◆ WORK INSTRUCTION ◆
Count every line in the entries that contains "size". Report that count alone.

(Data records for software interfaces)
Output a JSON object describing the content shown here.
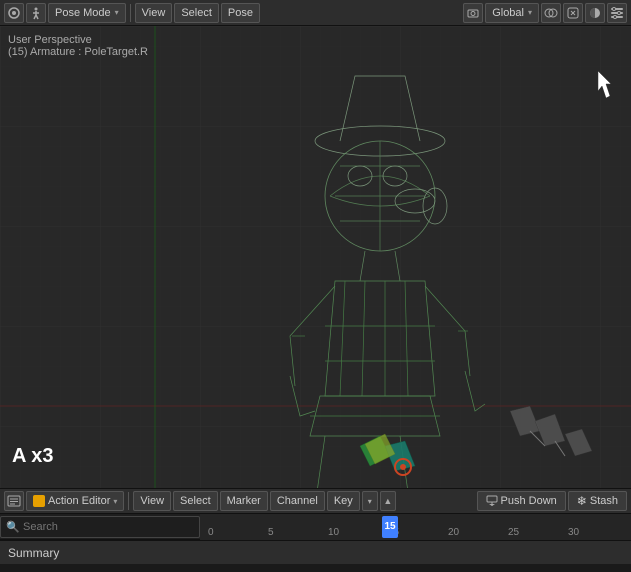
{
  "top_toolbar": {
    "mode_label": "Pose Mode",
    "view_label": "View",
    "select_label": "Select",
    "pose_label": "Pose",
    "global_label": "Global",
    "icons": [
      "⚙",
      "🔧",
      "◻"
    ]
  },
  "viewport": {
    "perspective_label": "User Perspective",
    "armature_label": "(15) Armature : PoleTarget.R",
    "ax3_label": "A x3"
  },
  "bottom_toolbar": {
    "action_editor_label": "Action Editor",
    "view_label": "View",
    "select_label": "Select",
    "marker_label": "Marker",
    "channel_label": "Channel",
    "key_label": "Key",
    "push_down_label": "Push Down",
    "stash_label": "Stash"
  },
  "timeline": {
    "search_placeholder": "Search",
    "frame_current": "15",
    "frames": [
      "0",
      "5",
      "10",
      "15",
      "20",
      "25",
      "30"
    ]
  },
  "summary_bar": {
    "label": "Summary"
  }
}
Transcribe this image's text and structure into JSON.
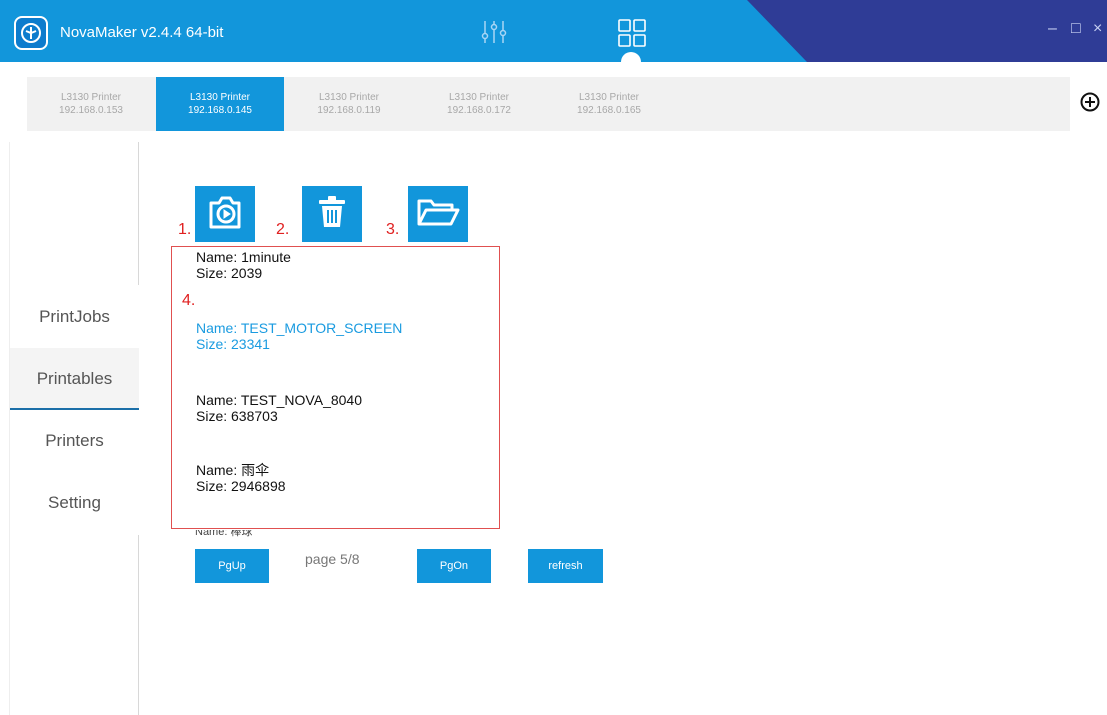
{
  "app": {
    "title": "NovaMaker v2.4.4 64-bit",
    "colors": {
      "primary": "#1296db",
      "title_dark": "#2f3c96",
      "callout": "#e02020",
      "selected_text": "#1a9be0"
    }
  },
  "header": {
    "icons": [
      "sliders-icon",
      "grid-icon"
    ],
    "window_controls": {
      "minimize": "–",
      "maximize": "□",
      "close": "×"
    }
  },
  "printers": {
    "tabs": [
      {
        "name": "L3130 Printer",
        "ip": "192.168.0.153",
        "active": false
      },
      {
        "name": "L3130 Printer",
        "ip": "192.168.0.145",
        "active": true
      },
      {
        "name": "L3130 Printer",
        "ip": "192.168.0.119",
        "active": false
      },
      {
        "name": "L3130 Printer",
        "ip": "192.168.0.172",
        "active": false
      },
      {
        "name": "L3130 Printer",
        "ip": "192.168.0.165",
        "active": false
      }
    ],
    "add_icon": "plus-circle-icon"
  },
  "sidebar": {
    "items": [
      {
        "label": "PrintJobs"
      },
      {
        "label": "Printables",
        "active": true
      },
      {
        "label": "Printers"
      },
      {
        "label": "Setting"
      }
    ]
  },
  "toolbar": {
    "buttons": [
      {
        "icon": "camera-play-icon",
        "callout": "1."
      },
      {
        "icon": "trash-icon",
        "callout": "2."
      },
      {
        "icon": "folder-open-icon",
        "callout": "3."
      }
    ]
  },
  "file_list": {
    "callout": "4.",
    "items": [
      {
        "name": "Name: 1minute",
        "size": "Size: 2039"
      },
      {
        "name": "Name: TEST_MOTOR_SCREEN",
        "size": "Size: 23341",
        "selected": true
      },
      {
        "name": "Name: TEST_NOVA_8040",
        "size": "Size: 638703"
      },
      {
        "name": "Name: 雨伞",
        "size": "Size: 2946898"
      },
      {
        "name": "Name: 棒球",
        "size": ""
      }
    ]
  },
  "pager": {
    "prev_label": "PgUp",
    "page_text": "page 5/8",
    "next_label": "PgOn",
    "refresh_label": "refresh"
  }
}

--

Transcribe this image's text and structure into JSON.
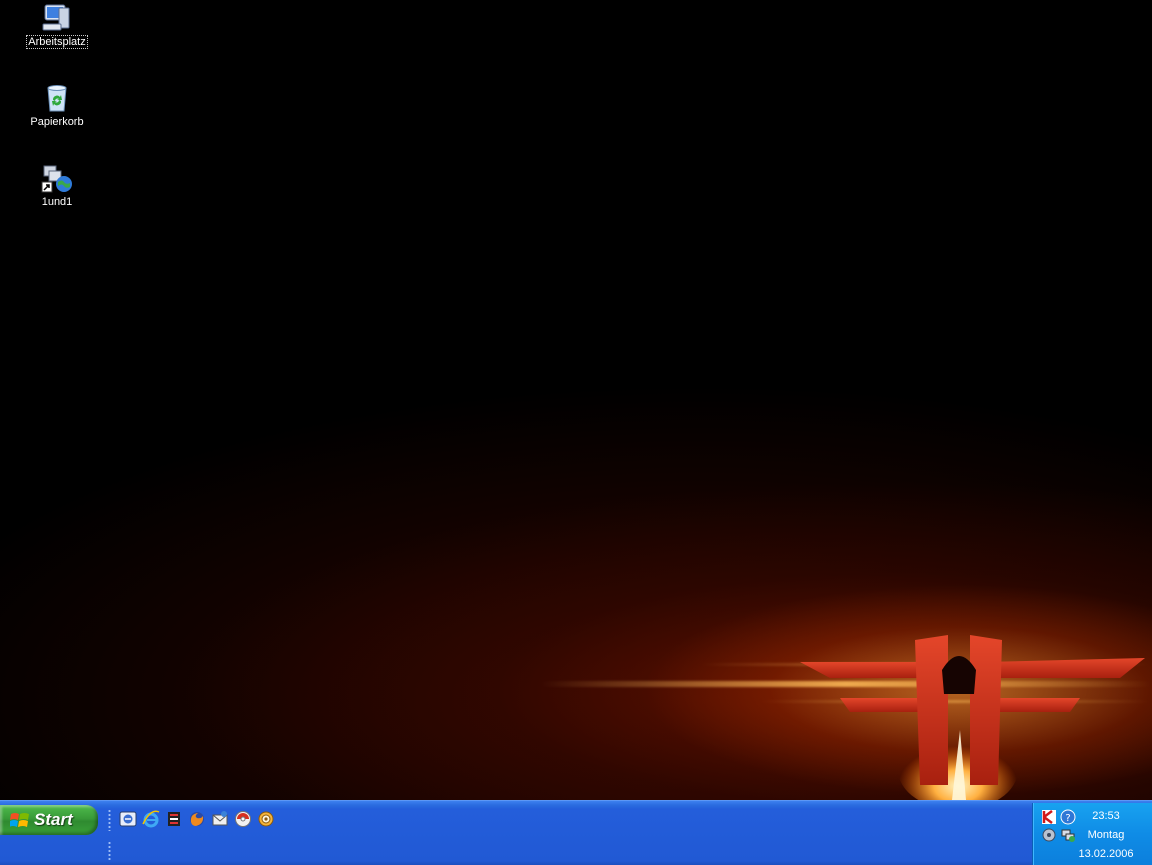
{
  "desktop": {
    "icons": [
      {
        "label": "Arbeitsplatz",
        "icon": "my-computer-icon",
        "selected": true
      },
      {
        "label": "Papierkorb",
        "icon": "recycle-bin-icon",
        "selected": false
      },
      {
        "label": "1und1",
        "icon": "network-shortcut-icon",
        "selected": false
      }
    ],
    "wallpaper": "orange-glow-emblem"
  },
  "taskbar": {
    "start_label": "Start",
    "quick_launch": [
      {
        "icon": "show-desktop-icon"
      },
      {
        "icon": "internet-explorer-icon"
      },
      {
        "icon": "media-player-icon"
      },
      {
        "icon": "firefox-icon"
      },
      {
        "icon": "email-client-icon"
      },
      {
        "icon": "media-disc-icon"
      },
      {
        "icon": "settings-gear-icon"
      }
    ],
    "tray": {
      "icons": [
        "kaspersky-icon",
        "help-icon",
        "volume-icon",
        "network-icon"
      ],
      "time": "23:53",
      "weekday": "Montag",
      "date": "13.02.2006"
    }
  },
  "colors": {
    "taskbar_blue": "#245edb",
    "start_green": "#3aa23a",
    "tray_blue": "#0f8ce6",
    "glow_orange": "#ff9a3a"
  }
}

◆ EXPECTED OUTPUT ◆
5